■ Description of the task ■
Copy, from the entries below, each line in which the string "setup" appears.

(Items from an interface collection)
__________

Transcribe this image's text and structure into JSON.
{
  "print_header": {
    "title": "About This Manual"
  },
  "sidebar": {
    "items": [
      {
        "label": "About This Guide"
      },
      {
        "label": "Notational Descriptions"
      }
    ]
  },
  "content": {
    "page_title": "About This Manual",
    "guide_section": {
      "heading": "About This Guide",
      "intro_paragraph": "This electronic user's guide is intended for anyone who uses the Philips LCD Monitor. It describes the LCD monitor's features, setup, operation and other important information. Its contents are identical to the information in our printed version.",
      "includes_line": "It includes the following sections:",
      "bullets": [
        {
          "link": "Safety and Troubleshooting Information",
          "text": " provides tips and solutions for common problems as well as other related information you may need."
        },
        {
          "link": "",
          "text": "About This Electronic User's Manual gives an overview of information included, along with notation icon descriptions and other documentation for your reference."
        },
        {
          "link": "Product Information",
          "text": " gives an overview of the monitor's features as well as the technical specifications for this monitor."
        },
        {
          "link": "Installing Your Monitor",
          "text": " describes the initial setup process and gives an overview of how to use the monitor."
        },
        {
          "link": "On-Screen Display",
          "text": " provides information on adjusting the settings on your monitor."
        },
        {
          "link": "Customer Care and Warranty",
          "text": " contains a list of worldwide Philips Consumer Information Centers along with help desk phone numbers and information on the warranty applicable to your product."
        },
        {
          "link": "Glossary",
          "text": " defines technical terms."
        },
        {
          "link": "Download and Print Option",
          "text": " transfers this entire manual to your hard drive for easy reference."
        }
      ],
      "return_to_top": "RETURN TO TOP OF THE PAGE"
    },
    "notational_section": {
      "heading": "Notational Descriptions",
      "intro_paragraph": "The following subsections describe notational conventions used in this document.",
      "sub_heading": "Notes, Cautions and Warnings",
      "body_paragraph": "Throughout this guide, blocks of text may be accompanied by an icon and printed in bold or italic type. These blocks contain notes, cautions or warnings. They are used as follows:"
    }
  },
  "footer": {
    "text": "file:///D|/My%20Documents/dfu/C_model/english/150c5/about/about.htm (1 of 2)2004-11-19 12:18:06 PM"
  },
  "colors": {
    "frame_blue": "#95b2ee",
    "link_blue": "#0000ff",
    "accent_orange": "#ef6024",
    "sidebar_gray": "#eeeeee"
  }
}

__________

■ Solution for this problem ■
      "intro_paragraph": "This electronic user's guide is intended for anyone who uses the Philips LCD Monitor. It describes the LCD monitor's features, setup, operation and other important information. Its contents are identical to the information in our printed version.",
          "text": " describes the initial setup process and gives an overview of how to use the monitor."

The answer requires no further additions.